# EXERCISE INSTRUCTIONS
In these entries, tally the lines where "name" occurs. Respond with only the count.

(Items from an interface collection)

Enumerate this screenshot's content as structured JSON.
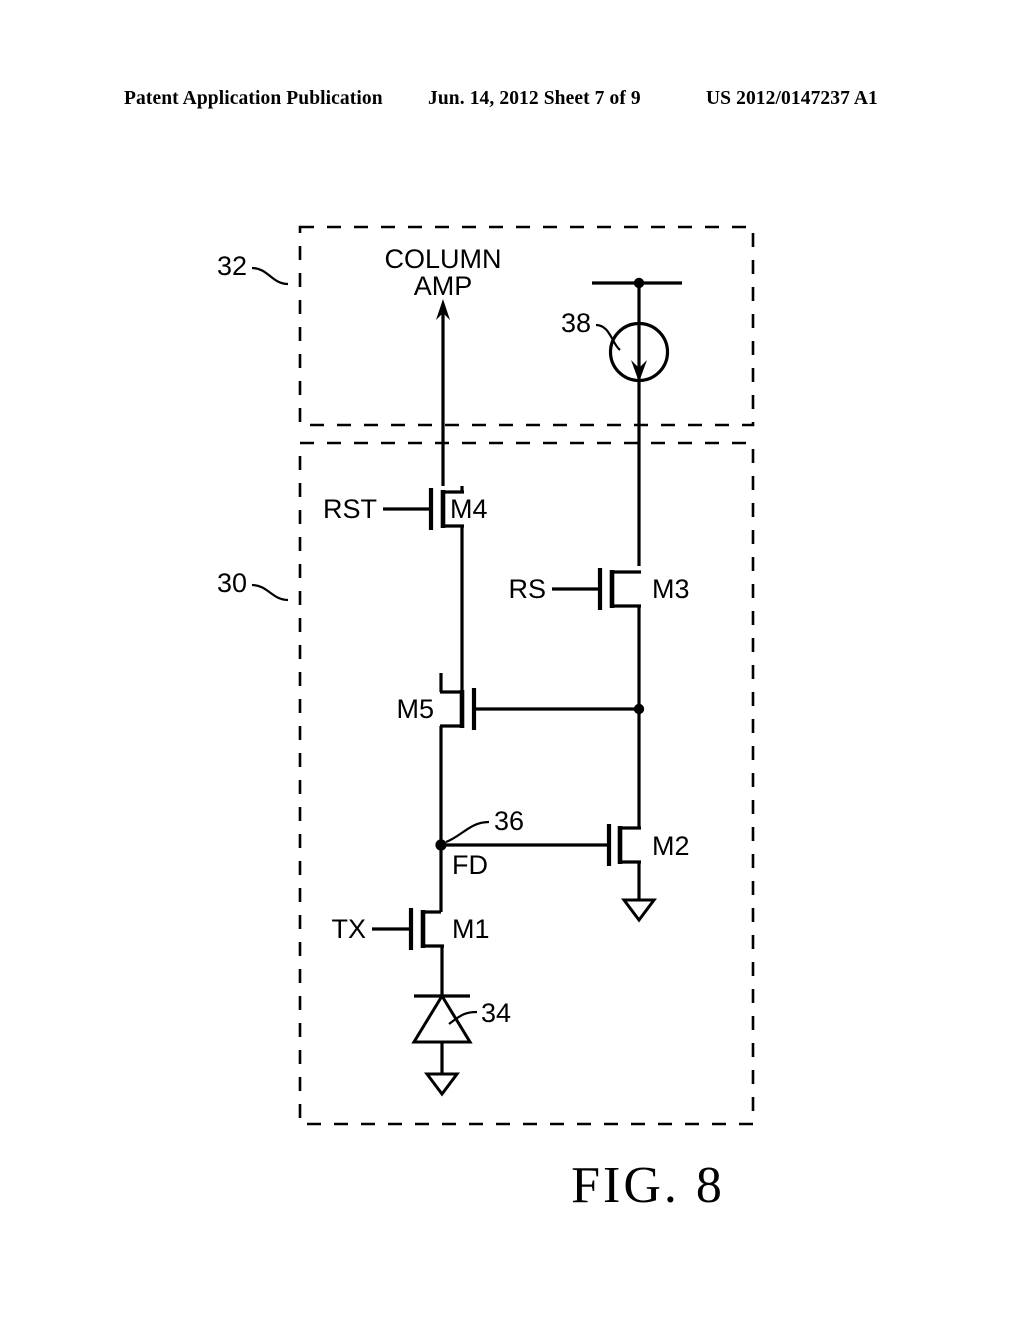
{
  "header": {
    "publication": "Patent Application Publication",
    "date_sheet": "Jun. 14, 2012  Sheet 7 of 9",
    "patent_number": "US 2012/0147237 A1"
  },
  "figure": {
    "caption": "FIG. 8",
    "blocks": [
      {
        "ref": "32",
        "role": "column-readout-block"
      },
      {
        "ref": "30",
        "role": "pixel-block"
      }
    ],
    "labels": {
      "column_amp_line1": "COLUMN",
      "column_amp_line2": "AMP",
      "fd_node": "FD"
    },
    "reference_numerals": {
      "readout_block": "32",
      "pixel_block": "30",
      "photodiode": "34",
      "floating_diffusion": "36",
      "current_source": "38"
    },
    "transistors": [
      {
        "name": "M1",
        "gate_signal": "TX"
      },
      {
        "name": "M2",
        "gate_signal": ""
      },
      {
        "name": "M3",
        "gate_signal": "RS"
      },
      {
        "name": "M4",
        "gate_signal": "RST"
      },
      {
        "name": "M5",
        "gate_signal": ""
      }
    ],
    "signals": {
      "reset": "RST",
      "row_select": "RS",
      "transfer": "TX"
    },
    "colors": {
      "ink": "#000000",
      "background": "#ffffff"
    }
  }
}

# ANSWER TO THIS PROBLEM
5